#### [RECORDS FOR PROCESSING]
· · ·

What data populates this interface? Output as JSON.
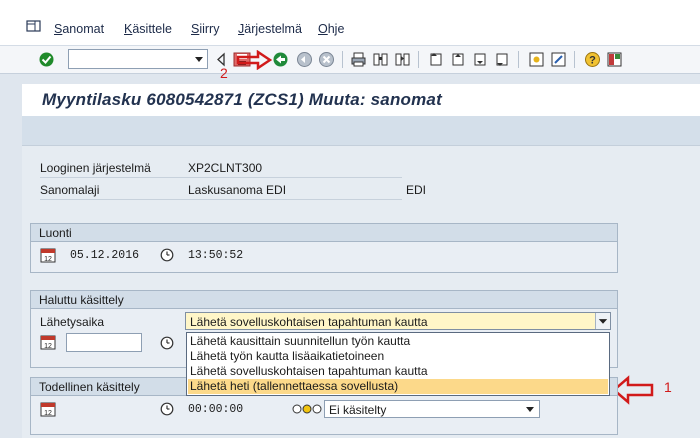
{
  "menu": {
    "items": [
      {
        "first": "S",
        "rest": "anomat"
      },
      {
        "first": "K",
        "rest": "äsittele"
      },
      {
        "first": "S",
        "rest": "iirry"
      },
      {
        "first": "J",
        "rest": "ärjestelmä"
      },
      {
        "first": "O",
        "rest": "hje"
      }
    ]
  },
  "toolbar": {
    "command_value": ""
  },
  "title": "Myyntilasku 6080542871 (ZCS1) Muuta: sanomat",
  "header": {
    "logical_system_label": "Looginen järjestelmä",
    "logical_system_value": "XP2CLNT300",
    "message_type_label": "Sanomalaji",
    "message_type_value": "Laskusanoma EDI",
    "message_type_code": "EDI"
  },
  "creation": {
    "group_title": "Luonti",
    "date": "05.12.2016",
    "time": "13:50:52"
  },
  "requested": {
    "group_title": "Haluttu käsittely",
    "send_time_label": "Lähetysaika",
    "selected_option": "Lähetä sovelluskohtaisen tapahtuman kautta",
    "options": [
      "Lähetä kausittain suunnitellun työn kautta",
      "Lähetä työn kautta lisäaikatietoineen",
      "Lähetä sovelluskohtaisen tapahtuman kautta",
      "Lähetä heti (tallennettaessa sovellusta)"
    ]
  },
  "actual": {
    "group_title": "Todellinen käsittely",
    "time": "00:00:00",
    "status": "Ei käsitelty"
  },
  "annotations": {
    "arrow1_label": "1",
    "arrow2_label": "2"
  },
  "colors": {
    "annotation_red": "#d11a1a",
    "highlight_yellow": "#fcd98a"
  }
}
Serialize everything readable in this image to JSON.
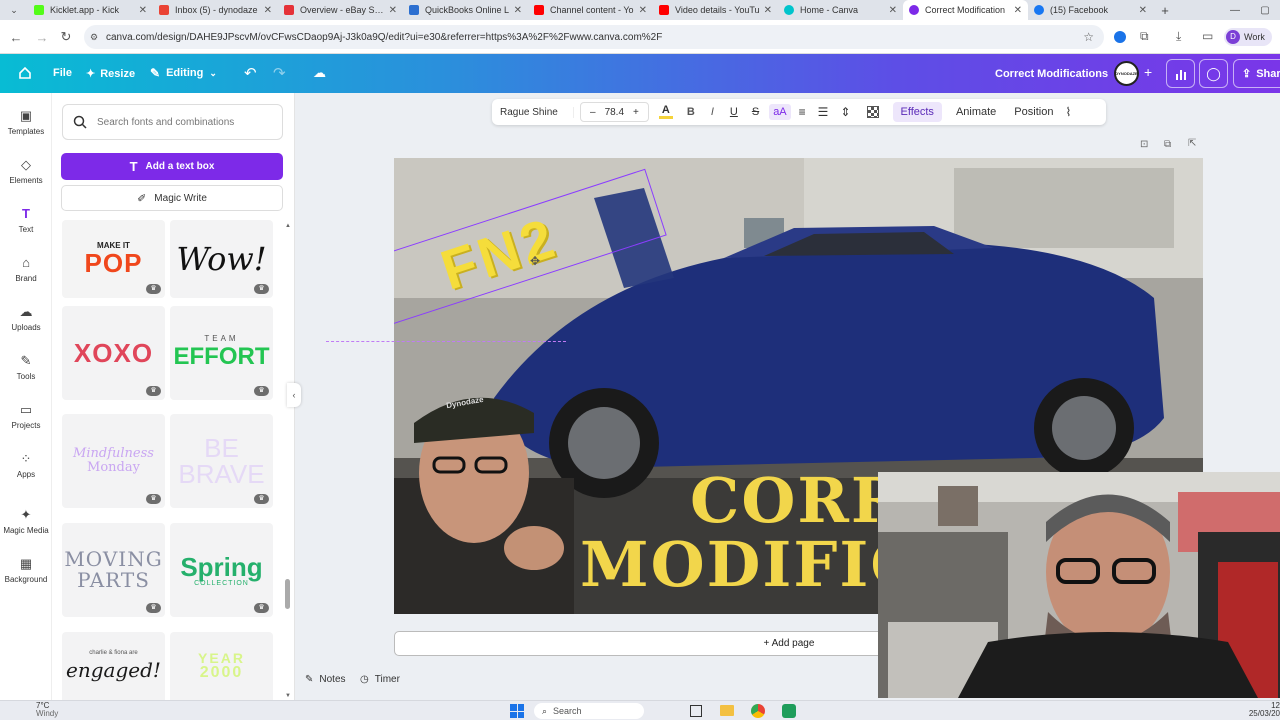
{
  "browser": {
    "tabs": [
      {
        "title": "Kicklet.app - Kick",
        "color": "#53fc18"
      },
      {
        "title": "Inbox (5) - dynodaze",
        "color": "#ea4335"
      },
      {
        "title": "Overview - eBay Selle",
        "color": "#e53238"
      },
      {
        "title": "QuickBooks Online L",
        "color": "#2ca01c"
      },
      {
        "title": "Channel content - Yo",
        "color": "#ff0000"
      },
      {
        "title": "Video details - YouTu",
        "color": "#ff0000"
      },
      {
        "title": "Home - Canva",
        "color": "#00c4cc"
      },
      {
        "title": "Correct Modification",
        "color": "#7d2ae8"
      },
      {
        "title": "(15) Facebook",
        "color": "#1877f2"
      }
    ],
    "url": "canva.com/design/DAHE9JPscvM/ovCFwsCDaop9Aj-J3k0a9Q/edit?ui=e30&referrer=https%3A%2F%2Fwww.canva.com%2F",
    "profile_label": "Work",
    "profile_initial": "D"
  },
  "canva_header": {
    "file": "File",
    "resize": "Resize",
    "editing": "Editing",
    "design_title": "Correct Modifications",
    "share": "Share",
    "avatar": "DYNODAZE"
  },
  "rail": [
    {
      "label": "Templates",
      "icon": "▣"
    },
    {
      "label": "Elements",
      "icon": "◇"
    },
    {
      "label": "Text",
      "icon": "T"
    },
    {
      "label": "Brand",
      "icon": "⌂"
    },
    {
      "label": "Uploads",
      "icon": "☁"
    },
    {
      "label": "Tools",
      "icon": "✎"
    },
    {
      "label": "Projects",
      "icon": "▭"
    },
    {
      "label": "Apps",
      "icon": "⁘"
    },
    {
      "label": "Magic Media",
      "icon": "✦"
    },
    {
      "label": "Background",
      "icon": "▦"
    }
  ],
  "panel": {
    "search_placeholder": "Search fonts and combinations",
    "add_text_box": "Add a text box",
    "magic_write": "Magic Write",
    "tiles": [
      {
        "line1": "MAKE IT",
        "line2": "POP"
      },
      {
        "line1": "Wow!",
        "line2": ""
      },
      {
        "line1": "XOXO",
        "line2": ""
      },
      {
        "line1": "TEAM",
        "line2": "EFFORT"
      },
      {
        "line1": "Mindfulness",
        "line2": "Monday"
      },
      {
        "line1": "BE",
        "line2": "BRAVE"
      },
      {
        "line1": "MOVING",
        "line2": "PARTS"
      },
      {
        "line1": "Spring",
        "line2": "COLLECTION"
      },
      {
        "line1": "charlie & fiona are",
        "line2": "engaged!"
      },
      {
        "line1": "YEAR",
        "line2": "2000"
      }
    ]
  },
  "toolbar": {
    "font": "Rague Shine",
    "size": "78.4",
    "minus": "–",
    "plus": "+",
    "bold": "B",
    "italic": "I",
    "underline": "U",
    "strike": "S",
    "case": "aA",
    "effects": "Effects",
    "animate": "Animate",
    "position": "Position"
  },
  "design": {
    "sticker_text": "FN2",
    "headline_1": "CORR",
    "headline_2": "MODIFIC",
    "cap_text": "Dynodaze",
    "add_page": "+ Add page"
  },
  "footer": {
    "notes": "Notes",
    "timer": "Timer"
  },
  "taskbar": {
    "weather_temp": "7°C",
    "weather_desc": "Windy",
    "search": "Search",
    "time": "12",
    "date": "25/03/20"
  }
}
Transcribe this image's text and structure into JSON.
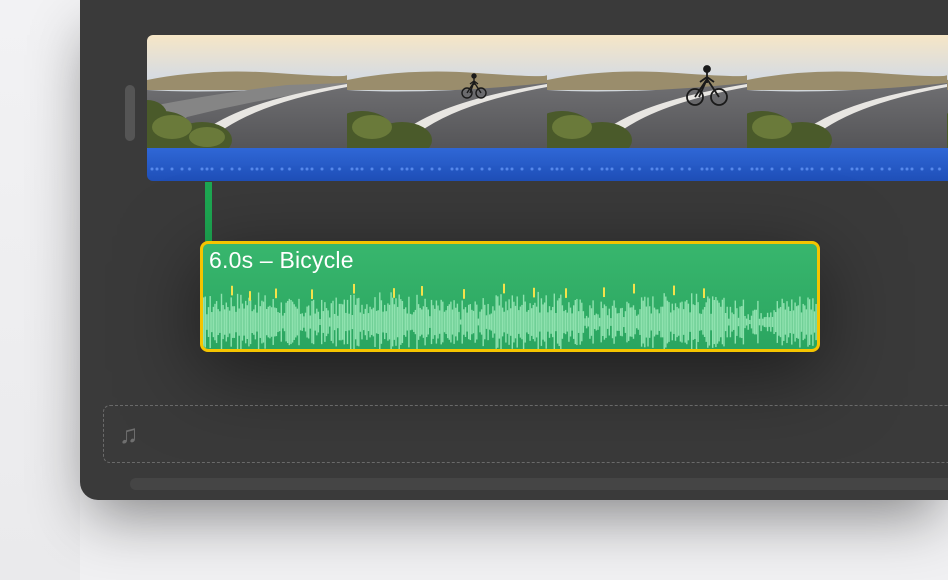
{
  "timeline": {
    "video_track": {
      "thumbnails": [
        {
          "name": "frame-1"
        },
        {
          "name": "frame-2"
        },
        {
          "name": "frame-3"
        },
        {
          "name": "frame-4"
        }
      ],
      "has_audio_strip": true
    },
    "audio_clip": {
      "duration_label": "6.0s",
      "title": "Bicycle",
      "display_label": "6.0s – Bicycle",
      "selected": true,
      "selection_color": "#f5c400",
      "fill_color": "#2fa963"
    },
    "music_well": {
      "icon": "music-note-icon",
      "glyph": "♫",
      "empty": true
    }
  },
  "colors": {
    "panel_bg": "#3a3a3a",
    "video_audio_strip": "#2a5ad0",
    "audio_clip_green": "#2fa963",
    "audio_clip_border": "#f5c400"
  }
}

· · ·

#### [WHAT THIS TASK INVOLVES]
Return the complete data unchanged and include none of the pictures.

#### [EXERCISE RESPONSE]
What data populates this interface? Output as JSON.
{
  "menu": {
    "items": [
      {
        "first": "S",
        "rest": "anomat"
      },
      {
        "first": "K",
        "rest": "äsittele"
      },
      {
        "first": "S",
        "rest": "iirry"
      },
      {
        "first": "J",
        "rest": "ärjestelmä"
      },
      {
        "first": "O",
        "rest": "hje"
      }
    ]
  },
  "toolbar": {
    "command_value": ""
  },
  "title": "Myyntilasku 6080542871 (ZCS1) Muuta: sanomat",
  "header": {
    "logical_system_label": "Looginen järjestelmä",
    "logical_system_value": "XP2CLNT300",
    "message_type_label": "Sanomalaji",
    "message_type_value": "Laskusanoma EDI",
    "message_type_code": "EDI"
  },
  "creation": {
    "group_title": "Luonti",
    "date": "05.12.2016",
    "time": "13:50:52"
  },
  "requested": {
    "group_title": "Haluttu käsittely",
    "send_time_label": "Lähetysaika",
    "selected_option": "Lähetä sovelluskohtaisen tapahtuman kautta",
    "options": [
      "Lähetä kausittain suunnitellun työn kautta",
      "Lähetä työn kautta lisäaikatietoineen",
      "Lähetä sovelluskohtaisen tapahtuman kautta",
      "Lähetä heti (tallennettaessa sovellusta)"
    ]
  },
  "actual": {
    "group_title": "Todellinen käsittely",
    "time": "00:00:00",
    "status": "Ei käsitelty"
  },
  "annotations": {
    "arrow1_label": "1",
    "arrow2_label": "2"
  },
  "colors": {
    "annotation_red": "#d11a1a",
    "highlight_yellow": "#fcd98a"
  }
}
Serialize everything readable in this image to JSON.
{
  "browser": {
    "tabs": [
      {
        "title": "Kicklet.app - Kick",
        "color": "#53fc18"
      },
      {
        "title": "Inbox (5) - dynodaze",
        "color": "#ea4335"
      },
      {
        "title": "Overview - eBay Selle",
        "color": "#e53238"
      },
      {
        "title": "QuickBooks Online L",
        "color": "#2ca01c"
      },
      {
        "title": "Channel content - Yo",
        "color": "#ff0000"
      },
      {
        "title": "Video details - YouTu",
        "color": "#ff0000"
      },
      {
        "title": "Home - Canva",
        "color": "#00c4cc"
      },
      {
        "title": "Correct Modification",
        "color": "#7d2ae8"
      },
      {
        "title": "(15) Facebook",
        "color": "#1877f2"
      }
    ],
    "url": "canva.com/design/DAHE9JPscvM/ovCFwsCDaop9Aj-J3k0a9Q/edit?ui=e30&referrer=https%3A%2F%2Fwww.canva.com%2F",
    "profile_label": "Work",
    "profile_initial": "D"
  },
  "canva_header": {
    "file": "File",
    "resize": "Resize",
    "editing": "Editing",
    "design_title": "Correct Modifications",
    "share": "Share",
    "avatar": "DYNODAZE"
  },
  "rail": [
    {
      "label": "Templates",
      "icon": "▣"
    },
    {
      "label": "Elements",
      "icon": "◇"
    },
    {
      "label": "Text",
      "icon": "T"
    },
    {
      "label": "Brand",
      "icon": "⌂"
    },
    {
      "label": "Uploads",
      "icon": "☁"
    },
    {
      "label": "Tools",
      "icon": "✎"
    },
    {
      "label": "Projects",
      "icon": "▭"
    },
    {
      "label": "Apps",
      "icon": "⁘"
    },
    {
      "label": "Magic Media",
      "icon": "✦"
    },
    {
      "label": "Background",
      "icon": "▦"
    }
  ],
  "panel": {
    "search_placeholder": "Search fonts and combinations",
    "add_text_box": "Add a text box",
    "magic_write": "Magic Write",
    "tiles": [
      {
        "line1": "MAKE IT",
        "line2": "POP"
      },
      {
        "line1": "Wow!",
        "line2": ""
      },
      {
        "line1": "XOXO",
        "line2": ""
      },
      {
        "line1": "TEAM",
        "line2": "EFFORT"
      },
      {
        "line1": "Mindfulness",
        "line2": "Monday"
      },
      {
        "line1": "BE",
        "line2": "BRAVE"
      },
      {
        "line1": "MOVING",
        "line2": "PARTS"
      },
      {
        "line1": "Spring",
        "line2": "COLLECTION"
      },
      {
        "line1": "charlie & fiona are",
        "line2": "engaged!"
      },
      {
        "line1": "YEAR",
        "line2": "2000"
      }
    ]
  },
  "toolbar": {
    "font": "Rague Shine",
    "size": "78.4",
    "minus": "–",
    "plus": "+",
    "bold": "B",
    "italic": "I",
    "underline": "U",
    "strike": "S",
    "case": "aA",
    "effects": "Effects",
    "animate": "Animate",
    "position": "Position"
  },
  "design": {
    "sticker_text": "FN2",
    "headline_1": "CORR",
    "headline_2": "MODIFIC",
    "cap_text": "Dynodaze",
    "add_page": "+ Add page"
  },
  "footer": {
    "notes": "Notes",
    "timer": "Timer"
  },
  "taskbar": {
    "weather_temp": "7°C",
    "weather_desc": "Windy",
    "search": "Search",
    "time": "12",
    "date": "25/03/20"
  }
}
Transcribe this image's text and structure into JSON.
{
  "timeline": {
    "video_track": {
      "thumbnails": [
        {
          "name": "frame-1"
        },
        {
          "name": "frame-2"
        },
        {
          "name": "frame-3"
        },
        {
          "name": "frame-4"
        }
      ],
      "has_audio_strip": true
    },
    "audio_clip": {
      "duration_label": "6.0s",
      "title": "Bicycle",
      "display_label": "6.0s – Bicycle",
      "selected": true,
      "selection_color": "#f5c400",
      "fill_color": "#2fa963"
    },
    "music_well": {
      "icon": "music-note-icon",
      "glyph": "♫",
      "empty": true
    }
  },
  "colors": {
    "panel_bg": "#3a3a3a",
    "video_audio_strip": "#2a5ad0",
    "audio_clip_green": "#2fa963",
    "audio_clip_border": "#f5c400"
  }
}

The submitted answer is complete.